Nichols, 32, was in high school when a trip in the backcountry north of Hesperus changed her life. While attempting a back flip, the snowboarder from Farmington landed back-first on a rock and was paralyzed from the waist down.
The injury did not slow Nichols, a four-time Paralympic athlete in wheelchair basketball and alpine skiing. She became the first American woman to win gold medals in the summer and winter Games, and last weekend, Nichols made more history when she became the first adaptive skier to descend Silverton Mountain on a monoski.
“I feel at home every time I come back here. The San Juan Mountains have been a blessing for me through and through,” Nichols said Tuesday in a phone interview with The Durango Herald. “I learned how to snowboard at Purgatory and then broke my back and re-learned how to sit-ski at Purgatory.

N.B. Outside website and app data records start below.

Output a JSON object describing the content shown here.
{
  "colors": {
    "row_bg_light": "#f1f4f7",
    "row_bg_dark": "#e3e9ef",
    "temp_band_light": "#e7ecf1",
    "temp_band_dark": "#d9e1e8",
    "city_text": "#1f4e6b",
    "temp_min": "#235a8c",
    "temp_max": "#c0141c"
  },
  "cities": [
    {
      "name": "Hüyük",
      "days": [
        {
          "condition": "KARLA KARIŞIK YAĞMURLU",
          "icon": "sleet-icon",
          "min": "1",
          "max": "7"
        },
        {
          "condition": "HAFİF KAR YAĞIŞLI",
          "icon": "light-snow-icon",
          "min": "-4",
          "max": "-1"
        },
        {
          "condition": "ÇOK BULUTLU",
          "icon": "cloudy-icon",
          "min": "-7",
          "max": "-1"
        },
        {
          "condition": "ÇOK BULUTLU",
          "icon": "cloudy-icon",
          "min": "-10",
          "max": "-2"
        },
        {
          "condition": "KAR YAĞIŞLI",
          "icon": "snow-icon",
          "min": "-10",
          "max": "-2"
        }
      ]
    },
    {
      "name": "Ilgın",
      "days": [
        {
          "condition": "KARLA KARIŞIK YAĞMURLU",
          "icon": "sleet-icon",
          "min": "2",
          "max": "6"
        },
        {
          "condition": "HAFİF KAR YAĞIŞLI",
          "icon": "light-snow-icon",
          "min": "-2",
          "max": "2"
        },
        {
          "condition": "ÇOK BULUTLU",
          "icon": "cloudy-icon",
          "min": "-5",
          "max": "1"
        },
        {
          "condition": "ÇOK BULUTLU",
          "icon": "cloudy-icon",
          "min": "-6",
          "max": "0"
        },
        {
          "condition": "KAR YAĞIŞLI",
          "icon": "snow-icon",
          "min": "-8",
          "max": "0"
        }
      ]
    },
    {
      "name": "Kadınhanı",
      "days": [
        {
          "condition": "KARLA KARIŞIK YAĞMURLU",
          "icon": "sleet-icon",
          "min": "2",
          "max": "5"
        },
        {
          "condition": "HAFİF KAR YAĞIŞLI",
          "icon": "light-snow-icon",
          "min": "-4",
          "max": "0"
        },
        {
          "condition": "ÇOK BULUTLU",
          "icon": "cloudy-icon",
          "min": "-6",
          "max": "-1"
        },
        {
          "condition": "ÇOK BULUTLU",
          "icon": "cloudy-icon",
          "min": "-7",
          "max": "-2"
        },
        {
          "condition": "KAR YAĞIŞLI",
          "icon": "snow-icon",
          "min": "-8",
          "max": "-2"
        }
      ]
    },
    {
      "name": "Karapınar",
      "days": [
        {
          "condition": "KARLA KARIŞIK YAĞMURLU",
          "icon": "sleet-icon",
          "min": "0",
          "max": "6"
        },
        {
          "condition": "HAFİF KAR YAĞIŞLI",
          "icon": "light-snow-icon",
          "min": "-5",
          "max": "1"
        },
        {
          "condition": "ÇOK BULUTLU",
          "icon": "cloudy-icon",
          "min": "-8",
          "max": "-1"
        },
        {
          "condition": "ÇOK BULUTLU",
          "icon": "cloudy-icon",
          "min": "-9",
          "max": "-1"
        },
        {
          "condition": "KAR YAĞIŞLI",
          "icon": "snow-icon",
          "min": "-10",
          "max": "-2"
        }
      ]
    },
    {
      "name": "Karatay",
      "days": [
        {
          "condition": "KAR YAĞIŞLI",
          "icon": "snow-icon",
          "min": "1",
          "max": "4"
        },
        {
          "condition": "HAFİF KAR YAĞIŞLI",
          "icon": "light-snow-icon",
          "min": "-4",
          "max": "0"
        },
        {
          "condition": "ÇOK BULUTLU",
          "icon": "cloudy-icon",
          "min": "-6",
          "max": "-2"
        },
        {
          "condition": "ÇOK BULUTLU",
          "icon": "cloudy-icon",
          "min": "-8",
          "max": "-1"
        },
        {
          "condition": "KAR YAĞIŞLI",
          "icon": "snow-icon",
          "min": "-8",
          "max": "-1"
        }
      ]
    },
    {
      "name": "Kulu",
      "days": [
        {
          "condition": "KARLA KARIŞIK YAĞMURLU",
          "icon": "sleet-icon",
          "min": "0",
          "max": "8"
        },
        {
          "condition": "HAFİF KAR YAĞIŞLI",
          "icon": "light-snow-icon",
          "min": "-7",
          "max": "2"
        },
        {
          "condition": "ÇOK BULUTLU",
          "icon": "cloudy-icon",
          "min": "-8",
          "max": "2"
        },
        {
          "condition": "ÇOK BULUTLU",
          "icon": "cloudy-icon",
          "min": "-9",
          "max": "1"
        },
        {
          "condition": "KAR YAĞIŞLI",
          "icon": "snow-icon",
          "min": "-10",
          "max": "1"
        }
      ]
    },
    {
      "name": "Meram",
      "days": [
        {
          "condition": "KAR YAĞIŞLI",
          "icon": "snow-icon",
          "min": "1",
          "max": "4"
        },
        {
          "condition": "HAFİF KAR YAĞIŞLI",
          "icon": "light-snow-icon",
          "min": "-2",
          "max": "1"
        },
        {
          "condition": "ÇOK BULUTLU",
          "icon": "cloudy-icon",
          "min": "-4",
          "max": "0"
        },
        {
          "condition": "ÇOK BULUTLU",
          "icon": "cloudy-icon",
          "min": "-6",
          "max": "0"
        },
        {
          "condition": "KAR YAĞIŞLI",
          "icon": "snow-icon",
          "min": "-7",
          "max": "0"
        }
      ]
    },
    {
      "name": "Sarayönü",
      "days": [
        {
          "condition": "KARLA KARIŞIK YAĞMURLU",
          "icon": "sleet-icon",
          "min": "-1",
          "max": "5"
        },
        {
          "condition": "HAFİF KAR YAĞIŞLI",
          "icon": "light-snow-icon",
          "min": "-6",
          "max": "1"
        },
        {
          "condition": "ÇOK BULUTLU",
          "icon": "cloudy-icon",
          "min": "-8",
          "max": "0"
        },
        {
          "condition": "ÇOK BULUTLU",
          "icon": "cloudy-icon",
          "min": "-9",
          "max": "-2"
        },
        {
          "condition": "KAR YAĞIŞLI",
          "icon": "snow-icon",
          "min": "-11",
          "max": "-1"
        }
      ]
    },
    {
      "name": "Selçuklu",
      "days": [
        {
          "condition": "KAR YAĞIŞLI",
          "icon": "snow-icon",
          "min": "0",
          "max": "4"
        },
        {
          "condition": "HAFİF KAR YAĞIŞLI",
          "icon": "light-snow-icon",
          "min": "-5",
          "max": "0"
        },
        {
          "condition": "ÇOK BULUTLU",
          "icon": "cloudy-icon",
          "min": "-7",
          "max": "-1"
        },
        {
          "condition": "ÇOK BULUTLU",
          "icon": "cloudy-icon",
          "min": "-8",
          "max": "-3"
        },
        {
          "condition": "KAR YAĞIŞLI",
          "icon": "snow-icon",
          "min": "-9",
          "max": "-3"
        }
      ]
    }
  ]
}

This area of the country has taken parts of me and given them back.
“All-in-all, I’m incredibly blessed by those mountains, and feel even more connected to them now that I’ve skied Silverton.”
Silverton Mountain offers some of the most difficult ski terrain in the continental United States. The base sits at 10,400 feet, and the mountain offers one chairlift that rises to 12,300 feet. It is well known for its heli-skiing and backcountry challenges.
Nichols said Silverton Mountain was her ultimate bucket-list destination from the time she started to snowboard as a 14-year-old.
She planned to spend the New Year’s holiday in Silverton with friends while on vacation from her new home in San Diego, where she is training for paracanoe in hopes of qualifying for the 2015 Summer Paralympic Games in Rio De Janeiro.
Plans quickly went into place for her first descent of the famously steep mountain.
“The stoke was high in town for me. Everyone who saw me in the parking lot, lift line, on the shuttle bus, they were all giving high-fives and telling me how great it was to see me out,” Nichols said. “I felt really special.”
Nichols, who is now retired from alpine ski racing, took a team of five with her Saturday and skied a chute on the West face known as Tiger No. 2. After testing her turns and the snow conditions, she went up and took the Liftline down. She called the Liftline the most difficult task because of thick, choppy snow, and she wished she had brought a wider powder ski.
Nichols admitted to having the same nerves she would before a big Paralympic alpine ski race, but being part of an enthusiastic group helped her find a comfort zone. “It was amazing to watch,” said Nichols’ friend and ski partner William Lampe. “She would maybe get the point of her ski stuck in deep snow and need help to get the point out, but, if she ever fell or went down, she could correct herself easily and keep going. As far as I could tell, nothing bothered her at all. It’s tough skiing for anybody, and I was exhausted watching her, but everything went really smooth…”